All lines in the material below that contain "title" should be located and copied.

(Provided information Opens)

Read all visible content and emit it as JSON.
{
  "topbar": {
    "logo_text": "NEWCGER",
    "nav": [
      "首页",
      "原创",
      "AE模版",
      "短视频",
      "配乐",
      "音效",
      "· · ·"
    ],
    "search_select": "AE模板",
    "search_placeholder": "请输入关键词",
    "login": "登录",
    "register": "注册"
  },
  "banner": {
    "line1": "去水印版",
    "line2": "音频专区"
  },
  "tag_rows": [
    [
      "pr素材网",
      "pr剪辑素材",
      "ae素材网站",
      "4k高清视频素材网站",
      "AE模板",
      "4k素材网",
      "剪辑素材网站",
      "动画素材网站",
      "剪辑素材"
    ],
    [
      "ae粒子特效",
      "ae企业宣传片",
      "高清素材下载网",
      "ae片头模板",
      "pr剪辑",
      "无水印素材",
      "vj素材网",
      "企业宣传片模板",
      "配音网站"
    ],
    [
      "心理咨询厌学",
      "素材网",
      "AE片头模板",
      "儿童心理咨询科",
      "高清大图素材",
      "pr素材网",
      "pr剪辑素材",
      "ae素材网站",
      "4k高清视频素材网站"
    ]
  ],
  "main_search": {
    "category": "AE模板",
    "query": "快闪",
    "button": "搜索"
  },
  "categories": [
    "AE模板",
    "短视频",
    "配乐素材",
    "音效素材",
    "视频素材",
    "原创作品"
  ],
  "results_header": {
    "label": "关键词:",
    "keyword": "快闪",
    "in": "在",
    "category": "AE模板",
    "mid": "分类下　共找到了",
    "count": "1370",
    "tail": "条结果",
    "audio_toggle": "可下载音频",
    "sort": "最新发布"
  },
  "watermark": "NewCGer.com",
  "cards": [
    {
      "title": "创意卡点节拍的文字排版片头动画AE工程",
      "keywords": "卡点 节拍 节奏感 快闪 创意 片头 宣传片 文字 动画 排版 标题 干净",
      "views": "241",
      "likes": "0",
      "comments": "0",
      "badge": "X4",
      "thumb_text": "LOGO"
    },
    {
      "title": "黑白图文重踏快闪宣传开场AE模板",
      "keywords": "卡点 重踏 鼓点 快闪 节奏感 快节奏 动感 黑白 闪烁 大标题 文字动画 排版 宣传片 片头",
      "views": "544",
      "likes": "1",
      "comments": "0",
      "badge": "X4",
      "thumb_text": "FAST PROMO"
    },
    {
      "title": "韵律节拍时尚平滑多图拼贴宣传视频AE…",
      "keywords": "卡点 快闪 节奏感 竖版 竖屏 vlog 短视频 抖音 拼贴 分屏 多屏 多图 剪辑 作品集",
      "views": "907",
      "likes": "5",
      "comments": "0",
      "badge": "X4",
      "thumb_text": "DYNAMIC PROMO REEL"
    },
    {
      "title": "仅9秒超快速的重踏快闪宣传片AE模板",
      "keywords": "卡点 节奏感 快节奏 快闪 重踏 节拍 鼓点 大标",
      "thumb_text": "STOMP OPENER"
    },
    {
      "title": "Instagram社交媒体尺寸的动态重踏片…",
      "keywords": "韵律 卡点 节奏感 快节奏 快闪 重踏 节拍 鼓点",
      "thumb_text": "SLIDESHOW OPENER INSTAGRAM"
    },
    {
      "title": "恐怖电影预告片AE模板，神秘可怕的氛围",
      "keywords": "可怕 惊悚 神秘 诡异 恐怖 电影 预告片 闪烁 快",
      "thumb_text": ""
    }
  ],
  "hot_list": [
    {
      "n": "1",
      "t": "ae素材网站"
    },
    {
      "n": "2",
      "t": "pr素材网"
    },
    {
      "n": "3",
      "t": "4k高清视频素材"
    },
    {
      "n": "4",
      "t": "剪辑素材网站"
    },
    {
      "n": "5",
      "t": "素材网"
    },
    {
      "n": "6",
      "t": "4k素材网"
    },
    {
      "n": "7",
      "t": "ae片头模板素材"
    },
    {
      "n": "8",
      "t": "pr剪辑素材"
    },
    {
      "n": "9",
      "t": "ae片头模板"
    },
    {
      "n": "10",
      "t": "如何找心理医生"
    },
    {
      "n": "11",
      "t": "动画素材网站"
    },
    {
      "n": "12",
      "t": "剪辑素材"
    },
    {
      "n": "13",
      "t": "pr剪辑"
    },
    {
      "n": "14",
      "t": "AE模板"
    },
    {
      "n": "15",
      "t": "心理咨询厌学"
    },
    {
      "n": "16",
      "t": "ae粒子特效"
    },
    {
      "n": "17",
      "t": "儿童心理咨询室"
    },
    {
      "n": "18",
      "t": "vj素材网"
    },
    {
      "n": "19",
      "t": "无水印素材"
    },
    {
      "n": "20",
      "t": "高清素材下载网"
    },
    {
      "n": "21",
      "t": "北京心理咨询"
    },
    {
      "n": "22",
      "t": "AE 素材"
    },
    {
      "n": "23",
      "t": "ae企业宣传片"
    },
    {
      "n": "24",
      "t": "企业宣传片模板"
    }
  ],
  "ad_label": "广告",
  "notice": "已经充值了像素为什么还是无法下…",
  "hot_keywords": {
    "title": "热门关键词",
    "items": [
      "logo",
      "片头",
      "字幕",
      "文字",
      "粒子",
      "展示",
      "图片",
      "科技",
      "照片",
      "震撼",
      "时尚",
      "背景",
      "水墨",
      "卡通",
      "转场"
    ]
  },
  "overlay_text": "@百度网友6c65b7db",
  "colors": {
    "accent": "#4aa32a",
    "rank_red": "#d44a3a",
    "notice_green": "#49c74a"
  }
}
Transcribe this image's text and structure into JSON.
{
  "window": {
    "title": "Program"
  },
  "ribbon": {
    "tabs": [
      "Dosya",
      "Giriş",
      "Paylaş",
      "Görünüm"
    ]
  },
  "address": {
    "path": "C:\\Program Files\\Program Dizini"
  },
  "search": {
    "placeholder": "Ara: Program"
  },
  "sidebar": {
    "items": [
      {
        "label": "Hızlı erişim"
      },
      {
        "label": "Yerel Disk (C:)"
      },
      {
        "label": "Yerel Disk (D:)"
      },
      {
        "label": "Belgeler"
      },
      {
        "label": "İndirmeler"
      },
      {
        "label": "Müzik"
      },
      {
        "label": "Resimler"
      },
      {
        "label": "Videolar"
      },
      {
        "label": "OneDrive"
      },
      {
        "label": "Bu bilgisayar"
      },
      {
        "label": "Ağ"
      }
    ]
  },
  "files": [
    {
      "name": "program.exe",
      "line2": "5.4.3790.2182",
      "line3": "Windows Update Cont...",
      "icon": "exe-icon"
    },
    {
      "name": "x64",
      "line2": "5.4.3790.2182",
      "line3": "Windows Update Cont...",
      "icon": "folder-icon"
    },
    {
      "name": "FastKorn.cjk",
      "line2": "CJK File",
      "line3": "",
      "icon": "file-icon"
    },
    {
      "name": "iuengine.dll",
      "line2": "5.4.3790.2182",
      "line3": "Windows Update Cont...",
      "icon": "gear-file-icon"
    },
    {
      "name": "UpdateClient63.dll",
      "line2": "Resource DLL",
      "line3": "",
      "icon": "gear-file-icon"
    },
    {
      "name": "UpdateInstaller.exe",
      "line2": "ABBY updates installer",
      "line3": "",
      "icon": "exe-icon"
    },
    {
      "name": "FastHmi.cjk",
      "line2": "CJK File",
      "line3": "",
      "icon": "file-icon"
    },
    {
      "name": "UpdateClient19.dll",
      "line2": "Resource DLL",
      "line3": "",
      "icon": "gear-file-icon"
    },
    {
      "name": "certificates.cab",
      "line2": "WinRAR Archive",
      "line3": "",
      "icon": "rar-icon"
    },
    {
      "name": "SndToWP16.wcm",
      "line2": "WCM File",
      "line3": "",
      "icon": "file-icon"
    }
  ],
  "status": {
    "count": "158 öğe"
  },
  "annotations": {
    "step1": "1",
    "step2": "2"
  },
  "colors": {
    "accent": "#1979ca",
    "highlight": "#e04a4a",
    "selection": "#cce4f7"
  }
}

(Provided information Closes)

* [Exercise answer]:
      "title": "创意卡点节拍的文字排版片头动画AE工程",
      "title": "黑白图文重踏快闪宣传开场AE模板",
      "title": "韵律节拍时尚平滑多图拼贴宣传视频AE…",
      "title": "仅9秒超快速的重踏快闪宣传片AE模板",
      "title": "Instagram社交媒体尺寸的动态重踏片…",
      "title": "恐怖电影预告片AE模板，神秘可怕的氛围",
    "title": "热门关键词",
    "title": "Program"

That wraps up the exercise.